Start of Dataset content

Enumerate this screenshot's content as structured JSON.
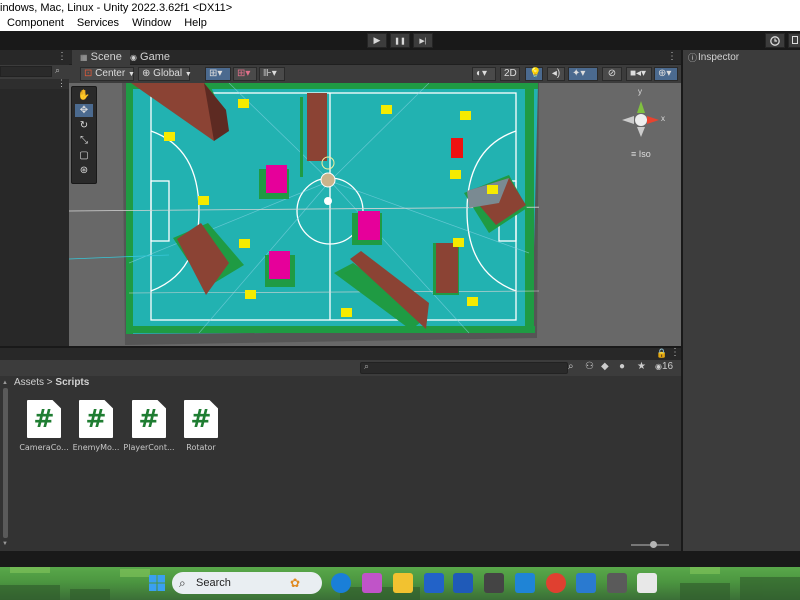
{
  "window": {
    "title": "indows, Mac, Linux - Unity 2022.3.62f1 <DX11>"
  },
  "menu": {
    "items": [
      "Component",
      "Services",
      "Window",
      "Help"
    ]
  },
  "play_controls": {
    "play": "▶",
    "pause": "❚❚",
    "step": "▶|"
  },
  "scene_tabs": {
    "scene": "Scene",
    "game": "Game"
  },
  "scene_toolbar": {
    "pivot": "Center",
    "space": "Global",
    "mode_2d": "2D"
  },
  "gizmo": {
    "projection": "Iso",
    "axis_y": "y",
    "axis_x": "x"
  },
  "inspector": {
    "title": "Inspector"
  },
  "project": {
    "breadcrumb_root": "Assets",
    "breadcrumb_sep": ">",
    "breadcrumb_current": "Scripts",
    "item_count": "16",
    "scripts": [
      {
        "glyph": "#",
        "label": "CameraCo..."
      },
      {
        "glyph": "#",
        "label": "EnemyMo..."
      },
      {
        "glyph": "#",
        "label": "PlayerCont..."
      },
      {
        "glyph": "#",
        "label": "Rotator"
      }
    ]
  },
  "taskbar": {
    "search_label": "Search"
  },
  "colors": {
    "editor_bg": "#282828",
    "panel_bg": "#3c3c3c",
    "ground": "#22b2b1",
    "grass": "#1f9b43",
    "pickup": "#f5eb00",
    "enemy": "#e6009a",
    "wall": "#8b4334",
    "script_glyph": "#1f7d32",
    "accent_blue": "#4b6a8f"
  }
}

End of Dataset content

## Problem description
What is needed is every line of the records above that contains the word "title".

## Reply to the exercise
    "title": "indows, Mac, Linux - Unity 2022.3.62f1 <DX11>"
    "title": "Inspector"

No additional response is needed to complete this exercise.